a name can be a shelter or a wall staving off entry

names are portmanteau: begin by choosing what to unpack

although the pagan aspect of a name is covered in a decorated cloth, its outline may still be made out


a names meaning is not what a name meant, but what we now think it means

a name will endure as long as it has meaning for people

names change when the guard of speech alters

speech liberates names from one meaning and invents another one

the meaning of a name may go into oblivion long before the name itself

a place may go to ruin and its name survive

I flew off like a name – my other foot was already on the next mountain (after Mayakovsky)

after I found names I found beauty

something yet remains: a name

language is history, history language; names the luggage carried in their hold

most names are composed of a this-and-a-that

if we could begin walking from the horizon we would have no need of place-names

a name calls us on to some other corner

a name starts me up again


W.F.N. Nicolaisen: In the Beginning was the Name
Adam Watson: The Place Names of Upper Deeside

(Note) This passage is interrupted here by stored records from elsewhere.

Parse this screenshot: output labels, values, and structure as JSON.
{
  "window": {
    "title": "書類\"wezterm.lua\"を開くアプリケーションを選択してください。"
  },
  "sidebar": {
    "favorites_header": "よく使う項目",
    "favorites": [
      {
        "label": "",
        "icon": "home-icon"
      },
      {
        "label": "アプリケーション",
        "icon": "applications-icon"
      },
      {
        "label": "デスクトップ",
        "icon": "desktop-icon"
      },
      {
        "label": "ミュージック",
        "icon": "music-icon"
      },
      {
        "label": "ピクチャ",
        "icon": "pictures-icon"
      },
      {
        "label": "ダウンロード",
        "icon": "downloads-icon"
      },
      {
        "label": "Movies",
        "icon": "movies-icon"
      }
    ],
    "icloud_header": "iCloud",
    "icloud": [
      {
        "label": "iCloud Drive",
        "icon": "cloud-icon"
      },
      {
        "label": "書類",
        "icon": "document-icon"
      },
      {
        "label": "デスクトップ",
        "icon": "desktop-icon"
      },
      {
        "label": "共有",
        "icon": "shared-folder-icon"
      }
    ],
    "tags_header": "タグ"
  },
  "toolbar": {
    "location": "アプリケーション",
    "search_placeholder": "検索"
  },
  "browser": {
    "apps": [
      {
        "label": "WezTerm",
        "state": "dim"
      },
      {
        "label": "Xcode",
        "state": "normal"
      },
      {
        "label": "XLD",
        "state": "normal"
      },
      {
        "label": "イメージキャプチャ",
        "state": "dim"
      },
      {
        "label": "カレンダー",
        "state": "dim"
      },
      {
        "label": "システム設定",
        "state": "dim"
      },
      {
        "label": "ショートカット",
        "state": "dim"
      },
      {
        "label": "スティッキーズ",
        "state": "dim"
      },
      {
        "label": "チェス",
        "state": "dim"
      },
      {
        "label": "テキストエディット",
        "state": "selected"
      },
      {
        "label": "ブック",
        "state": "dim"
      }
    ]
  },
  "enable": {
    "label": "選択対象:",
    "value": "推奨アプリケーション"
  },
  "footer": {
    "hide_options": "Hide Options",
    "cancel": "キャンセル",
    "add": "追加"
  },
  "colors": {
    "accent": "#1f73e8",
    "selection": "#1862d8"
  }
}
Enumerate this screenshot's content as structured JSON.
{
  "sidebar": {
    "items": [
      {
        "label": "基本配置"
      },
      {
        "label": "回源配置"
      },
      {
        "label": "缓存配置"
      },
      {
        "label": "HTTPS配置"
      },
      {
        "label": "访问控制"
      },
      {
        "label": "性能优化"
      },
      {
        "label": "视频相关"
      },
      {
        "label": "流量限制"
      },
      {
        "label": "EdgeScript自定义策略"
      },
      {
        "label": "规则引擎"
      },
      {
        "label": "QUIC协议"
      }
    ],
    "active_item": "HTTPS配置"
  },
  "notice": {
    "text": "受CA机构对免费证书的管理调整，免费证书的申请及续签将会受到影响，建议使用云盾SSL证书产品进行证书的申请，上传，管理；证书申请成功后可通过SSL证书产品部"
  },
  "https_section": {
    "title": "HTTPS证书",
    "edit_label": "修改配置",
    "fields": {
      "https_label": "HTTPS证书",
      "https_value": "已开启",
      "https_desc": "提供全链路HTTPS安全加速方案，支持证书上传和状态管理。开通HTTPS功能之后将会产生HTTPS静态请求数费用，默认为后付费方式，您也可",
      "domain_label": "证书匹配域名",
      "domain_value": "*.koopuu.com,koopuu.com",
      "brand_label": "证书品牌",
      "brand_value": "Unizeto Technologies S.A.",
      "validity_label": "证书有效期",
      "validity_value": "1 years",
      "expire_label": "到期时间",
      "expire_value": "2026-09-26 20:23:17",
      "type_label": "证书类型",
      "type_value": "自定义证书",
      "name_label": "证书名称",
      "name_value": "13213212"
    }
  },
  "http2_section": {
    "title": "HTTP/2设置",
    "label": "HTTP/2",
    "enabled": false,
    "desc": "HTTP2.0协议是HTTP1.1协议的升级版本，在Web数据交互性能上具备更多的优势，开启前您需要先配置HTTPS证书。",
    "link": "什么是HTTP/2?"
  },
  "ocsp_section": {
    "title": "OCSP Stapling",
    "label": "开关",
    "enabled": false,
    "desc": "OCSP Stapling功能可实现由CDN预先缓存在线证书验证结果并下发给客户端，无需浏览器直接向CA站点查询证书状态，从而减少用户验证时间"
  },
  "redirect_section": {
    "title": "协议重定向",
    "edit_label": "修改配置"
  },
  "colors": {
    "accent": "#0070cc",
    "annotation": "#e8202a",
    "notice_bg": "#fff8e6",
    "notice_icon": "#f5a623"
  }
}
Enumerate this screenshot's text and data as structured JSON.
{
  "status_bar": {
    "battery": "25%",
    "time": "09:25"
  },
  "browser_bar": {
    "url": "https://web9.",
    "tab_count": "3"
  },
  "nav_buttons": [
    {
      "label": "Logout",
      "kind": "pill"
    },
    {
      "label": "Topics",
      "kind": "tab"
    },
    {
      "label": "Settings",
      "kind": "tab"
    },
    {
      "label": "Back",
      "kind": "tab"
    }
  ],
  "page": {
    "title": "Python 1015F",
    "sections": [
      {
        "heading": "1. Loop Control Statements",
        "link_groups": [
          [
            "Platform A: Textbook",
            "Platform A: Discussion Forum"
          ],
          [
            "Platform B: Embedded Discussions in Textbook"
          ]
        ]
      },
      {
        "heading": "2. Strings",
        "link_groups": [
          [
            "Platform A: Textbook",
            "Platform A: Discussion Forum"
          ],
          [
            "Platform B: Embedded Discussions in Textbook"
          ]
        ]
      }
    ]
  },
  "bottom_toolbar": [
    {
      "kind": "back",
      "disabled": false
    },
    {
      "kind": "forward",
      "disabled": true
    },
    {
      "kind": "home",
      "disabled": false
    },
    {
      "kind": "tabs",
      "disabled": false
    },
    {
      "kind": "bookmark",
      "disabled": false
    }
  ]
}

Gairnside: : Hannah Devereux, 2015
Bessie's Cairn: Hannah Devereux, 2015
Snow pole on Gairnside: Hannah Devereux, 2015
Rineten: Hannah Devereux, 2015
Creag Ghiubhais: Alec Finlay, 2015

Gathering was commissioned by Hauser & Wirth, for the Fife Arms Hotel, Braemar; the project was launched in 2015 and will conclude in 2018.

The artist residency at University of Aberdeen is funded by The Leverhulme Trust; the project was launched in July 2016 and will conclude May 2017.